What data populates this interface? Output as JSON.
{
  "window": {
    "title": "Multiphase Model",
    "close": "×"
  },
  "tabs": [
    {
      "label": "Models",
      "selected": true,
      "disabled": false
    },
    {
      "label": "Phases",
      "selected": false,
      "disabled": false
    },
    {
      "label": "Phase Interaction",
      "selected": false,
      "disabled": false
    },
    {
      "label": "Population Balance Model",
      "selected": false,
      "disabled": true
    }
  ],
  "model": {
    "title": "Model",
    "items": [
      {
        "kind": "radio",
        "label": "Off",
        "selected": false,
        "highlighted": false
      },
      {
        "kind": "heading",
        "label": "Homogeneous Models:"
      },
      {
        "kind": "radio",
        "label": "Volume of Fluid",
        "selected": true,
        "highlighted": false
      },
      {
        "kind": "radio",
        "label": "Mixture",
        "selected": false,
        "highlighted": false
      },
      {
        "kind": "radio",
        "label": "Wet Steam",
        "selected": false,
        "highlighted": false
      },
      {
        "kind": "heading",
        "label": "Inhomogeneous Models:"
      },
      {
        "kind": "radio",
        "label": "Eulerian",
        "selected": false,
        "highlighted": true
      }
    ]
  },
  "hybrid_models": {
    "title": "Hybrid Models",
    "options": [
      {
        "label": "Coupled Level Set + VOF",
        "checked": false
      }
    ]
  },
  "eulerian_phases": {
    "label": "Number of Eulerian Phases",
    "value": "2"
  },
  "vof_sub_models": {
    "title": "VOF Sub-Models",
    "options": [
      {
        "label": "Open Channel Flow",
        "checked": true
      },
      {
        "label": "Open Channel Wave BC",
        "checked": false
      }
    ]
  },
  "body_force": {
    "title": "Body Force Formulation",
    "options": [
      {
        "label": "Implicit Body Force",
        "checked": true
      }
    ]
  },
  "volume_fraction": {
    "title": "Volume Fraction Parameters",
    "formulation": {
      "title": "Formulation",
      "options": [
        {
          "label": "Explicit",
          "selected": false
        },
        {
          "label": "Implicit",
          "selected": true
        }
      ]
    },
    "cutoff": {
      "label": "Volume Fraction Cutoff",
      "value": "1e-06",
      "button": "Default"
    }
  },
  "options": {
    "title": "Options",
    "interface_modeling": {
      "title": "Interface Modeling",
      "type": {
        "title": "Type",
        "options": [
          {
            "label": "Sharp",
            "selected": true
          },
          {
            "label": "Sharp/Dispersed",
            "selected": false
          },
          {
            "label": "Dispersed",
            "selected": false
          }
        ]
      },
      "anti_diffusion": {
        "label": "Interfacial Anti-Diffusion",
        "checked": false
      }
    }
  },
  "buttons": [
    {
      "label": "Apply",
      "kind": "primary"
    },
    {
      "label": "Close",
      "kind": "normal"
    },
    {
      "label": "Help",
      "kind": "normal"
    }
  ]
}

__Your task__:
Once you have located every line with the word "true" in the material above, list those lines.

__Answer section__:
      "selected": true,
      "disabled": true
        "selected": true,
        "highlighted": true
        "checked": true
        "checked": true
          "selected": true
            "selected": true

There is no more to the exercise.